What is the EPA Lead Renovator Rule (RRP)?
As of April 22, 2011, a new federal law requires that contractors working in residential buildings or “child occupied facilities” built before 1978, are to be certified and trained in lead-safe work practices.

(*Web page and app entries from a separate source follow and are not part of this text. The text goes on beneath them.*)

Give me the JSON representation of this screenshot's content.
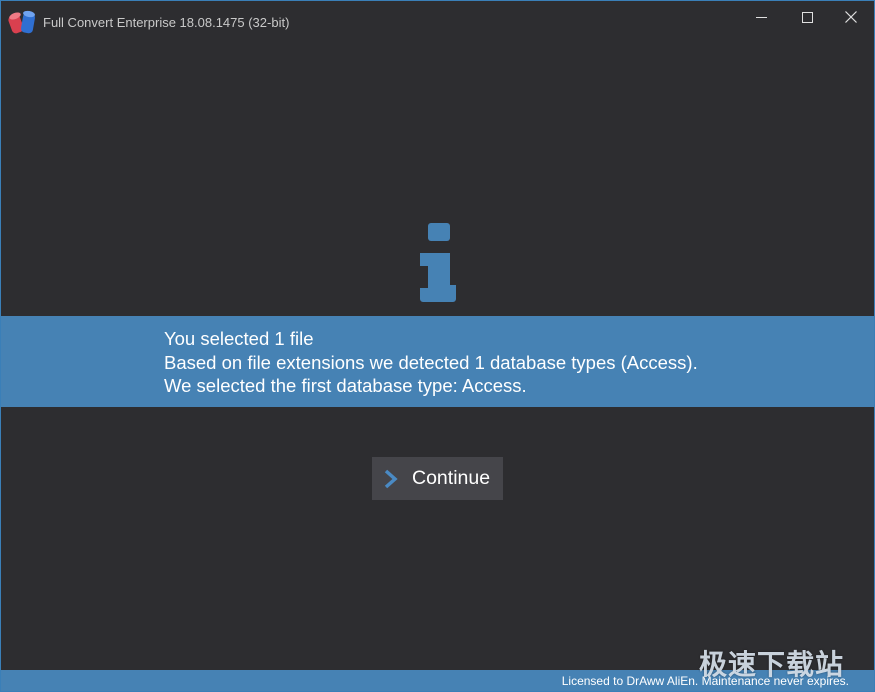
{
  "window": {
    "title": "Full Convert Enterprise 18.08.1475 (32-bit)",
    "controls": {
      "minimize": "minimize-icon",
      "maximize": "maximize-icon",
      "close": "close-icon"
    }
  },
  "main": {
    "icon": "info-icon",
    "message": {
      "line1": "You selected 1 file",
      "line2": "Based on file extensions we detected 1 database types (Access).",
      "line3": "We selected the first database type: Access."
    },
    "continue_button": {
      "label": "Continue",
      "icon": "chevron-right-icon"
    }
  },
  "status_bar": {
    "license": "Licensed to DrAww AliEn. Maintenance never expires."
  },
  "watermark": {
    "text": "极速下载站"
  },
  "colors": {
    "background": "#2d2d30",
    "accent": "#4682b4",
    "button_bg": "#45454a",
    "text": "#ffffff"
  }
}
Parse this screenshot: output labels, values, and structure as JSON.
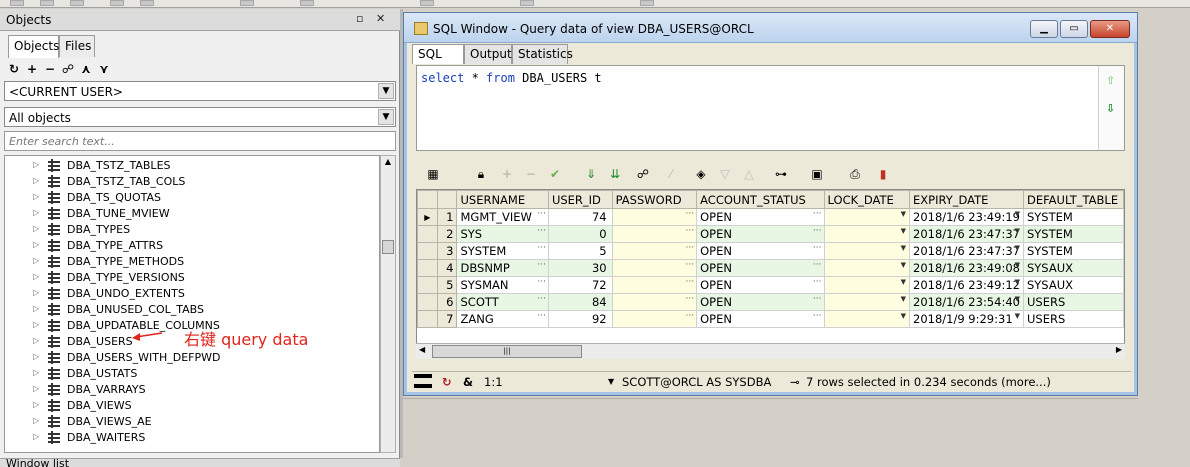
{
  "colors": {
    "accent": "#1a3fb8",
    "annotation": "#e0241c",
    "alt_row": "#e8f6e4",
    "pw_cell": "#fffde0"
  },
  "objects_panel": {
    "title": "Objects",
    "title_controls": [
      "▫",
      "✕"
    ],
    "tabs": [
      {
        "label": "Objects"
      },
      {
        "label": "Files"
      }
    ],
    "toolbar_icons": [
      "refresh-icon",
      "add-icon",
      "remove-icon",
      "find-icon",
      "filter-icon",
      "filter-edit-icon"
    ],
    "user_combo": "<CURRENT USER>",
    "filter_combo": "All objects",
    "search_placeholder": "Enter search text...",
    "tree_items": [
      {
        "label": "DBA_TSTZ_TABLES"
      },
      {
        "label": "DBA_TSTZ_TAB_COLS"
      },
      {
        "label": "DBA_TS_QUOTAS"
      },
      {
        "label": "DBA_TUNE_MVIEW"
      },
      {
        "label": "DBA_TYPES"
      },
      {
        "label": "DBA_TYPE_ATTRS"
      },
      {
        "label": "DBA_TYPE_METHODS"
      },
      {
        "label": "DBA_TYPE_VERSIONS"
      },
      {
        "label": "DBA_UNDO_EXTENTS"
      },
      {
        "label": "DBA_UNUSED_COL_TABS"
      },
      {
        "label": "DBA_UPDATABLE_COLUMNS"
      },
      {
        "label": "DBA_USERS"
      },
      {
        "label": "DBA_USERS_WITH_DEFPWD"
      },
      {
        "label": "DBA_USTATS"
      },
      {
        "label": "DBA_VARRAYS"
      },
      {
        "label": "DBA_VIEWS"
      },
      {
        "label": "DBA_VIEWS_AE"
      },
      {
        "label": "DBA_WAITERS"
      }
    ],
    "annotation": "右键 query data",
    "window_list_title": "Window list"
  },
  "sql_window": {
    "title": "SQL Window - Query data of view DBA_USERS@ORCL",
    "window_buttons": [
      "▁",
      "▭",
      "✕"
    ],
    "tabs": [
      {
        "label": "SQL"
      },
      {
        "label": "Output"
      },
      {
        "label": "Statistics"
      }
    ],
    "query": {
      "kw1": "select",
      "mid": " * ",
      "kw2": "from",
      "rest": " DBA_USERS t"
    },
    "grid_toolbar_icons": [
      "grid-select-icon",
      "lock-icon",
      "add-record-icon",
      "delete-record-icon",
      "post-icon",
      "fetch-next-icon",
      "fetch-all-icon",
      "find-icon",
      "clear-icon",
      "query-by-example-icon",
      "next-icon",
      "previous-icon",
      "export-icon",
      "save-icon",
      "print-icon",
      "chart-icon"
    ],
    "columns": [
      "USERNAME",
      "USER_ID",
      "PASSWORD",
      "ACCOUNT_STATUS",
      "LOCK_DATE",
      "EXPIRY_DATE",
      "DEFAULT_TABLE"
    ],
    "rows": [
      {
        "n": "1",
        "username": "MGMT_VIEW",
        "user_id": "74",
        "password": "",
        "status": "OPEN",
        "lock_date": "",
        "expiry": "2018/1/6 23:49:19",
        "tablespace": "SYSTEM"
      },
      {
        "n": "2",
        "username": "SYS",
        "user_id": "0",
        "password": "",
        "status": "OPEN",
        "lock_date": "",
        "expiry": "2018/1/6 23:47:37",
        "tablespace": "SYSTEM"
      },
      {
        "n": "3",
        "username": "SYSTEM",
        "user_id": "5",
        "password": "",
        "status": "OPEN",
        "lock_date": "",
        "expiry": "2018/1/6 23:47:37",
        "tablespace": "SYSTEM"
      },
      {
        "n": "4",
        "username": "DBSNMP",
        "user_id": "30",
        "password": "",
        "status": "OPEN",
        "lock_date": "",
        "expiry": "2018/1/6 23:49:08",
        "tablespace": "SYSAUX"
      },
      {
        "n": "5",
        "username": "SYSMAN",
        "user_id": "72",
        "password": "",
        "status": "OPEN",
        "lock_date": "",
        "expiry": "2018/1/6 23:49:12",
        "tablespace": "SYSAUX"
      },
      {
        "n": "6",
        "username": "SCOTT",
        "user_id": "84",
        "password": "",
        "status": "OPEN",
        "lock_date": "",
        "expiry": "2018/1/6 23:54:40",
        "tablespace": "USERS"
      },
      {
        "n": "7",
        "username": "ZANG",
        "user_id": "92",
        "password": "",
        "status": "OPEN",
        "lock_date": "",
        "expiry": "2018/1/9 9:29:31",
        "tablespace": "USERS"
      }
    ],
    "status": {
      "position": "1:1",
      "connection": "SCOTT@ORCL AS SYSDBA",
      "message": "7 rows selected in 0.234 seconds (more...)"
    }
  }
}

To become certified, contractors and renovators need to attend an eight hour training session given by an EPA Accredited Trainer Provider for the Lead Renovation, Repair and Painting Rule (RRP Rule).
In the training session, the participants learn

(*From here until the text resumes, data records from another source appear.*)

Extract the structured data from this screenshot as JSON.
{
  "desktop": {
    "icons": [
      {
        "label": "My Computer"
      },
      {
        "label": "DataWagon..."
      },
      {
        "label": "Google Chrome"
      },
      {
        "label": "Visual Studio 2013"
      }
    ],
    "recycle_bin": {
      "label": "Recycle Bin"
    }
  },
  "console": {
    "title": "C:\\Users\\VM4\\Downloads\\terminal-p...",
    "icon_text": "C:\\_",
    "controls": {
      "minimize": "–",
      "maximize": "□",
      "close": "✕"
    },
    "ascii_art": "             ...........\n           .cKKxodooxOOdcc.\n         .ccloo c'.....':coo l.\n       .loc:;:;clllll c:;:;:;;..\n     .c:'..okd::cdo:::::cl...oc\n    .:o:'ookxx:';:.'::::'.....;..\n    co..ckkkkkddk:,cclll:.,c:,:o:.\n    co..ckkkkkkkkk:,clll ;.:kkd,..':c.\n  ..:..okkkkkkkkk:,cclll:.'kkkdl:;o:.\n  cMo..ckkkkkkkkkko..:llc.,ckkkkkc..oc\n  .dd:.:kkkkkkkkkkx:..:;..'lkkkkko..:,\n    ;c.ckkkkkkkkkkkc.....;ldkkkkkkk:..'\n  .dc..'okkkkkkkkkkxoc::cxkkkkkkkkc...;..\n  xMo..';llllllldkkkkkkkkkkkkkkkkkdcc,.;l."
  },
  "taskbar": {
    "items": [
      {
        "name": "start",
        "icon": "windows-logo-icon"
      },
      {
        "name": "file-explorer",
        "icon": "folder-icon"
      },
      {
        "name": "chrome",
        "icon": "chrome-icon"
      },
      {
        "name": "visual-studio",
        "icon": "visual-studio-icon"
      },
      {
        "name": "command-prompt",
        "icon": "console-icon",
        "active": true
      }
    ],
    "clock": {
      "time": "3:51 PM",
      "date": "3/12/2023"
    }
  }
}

- The content of the regulation;
- About lead paint hazards, that children are at the greatest risk;
- Where lead paint is most likely to be found;
- How to work “Lead-Safe” – how to contain and minimize any lead dust created during the work;
- How keep yourself safe;
- What to do with lead paint wastes;
- And how to document that you have worked lead-safe
Has the EPA Lead Renovator Rule changed much since April of 2010?
Yes! The most recent changes are listed below:
- There is a new version of the “Renovation Right” pamphlet
- Contractors can now – where NOT PROHIBITED BY STATE LAW – take paint chip samples and have them analyzed by an accredited laboratory.
- There is a new Renovation Recordkeeping Checklist
- Contractors can no longer have their homeowner “Opt-Out” of using lead safe work practices. This option was removed as of July 7, 2010. So if you received your training before then, you may be in the dark about this practice.
Find out more about this changes through the links under this notice bar:
CLICK HERE for the new RENOVATE RIGHT PAMPHLET
CLICK HERE for the STEPS TO A LEAD-SAFE RENOVATION GUIDE
CLICK HERE for the PAINT CHIP SAMPLE COLLECTION GUIDE
CLICK HERE for the RENOVATION RECORDKEEPING CHECKLIST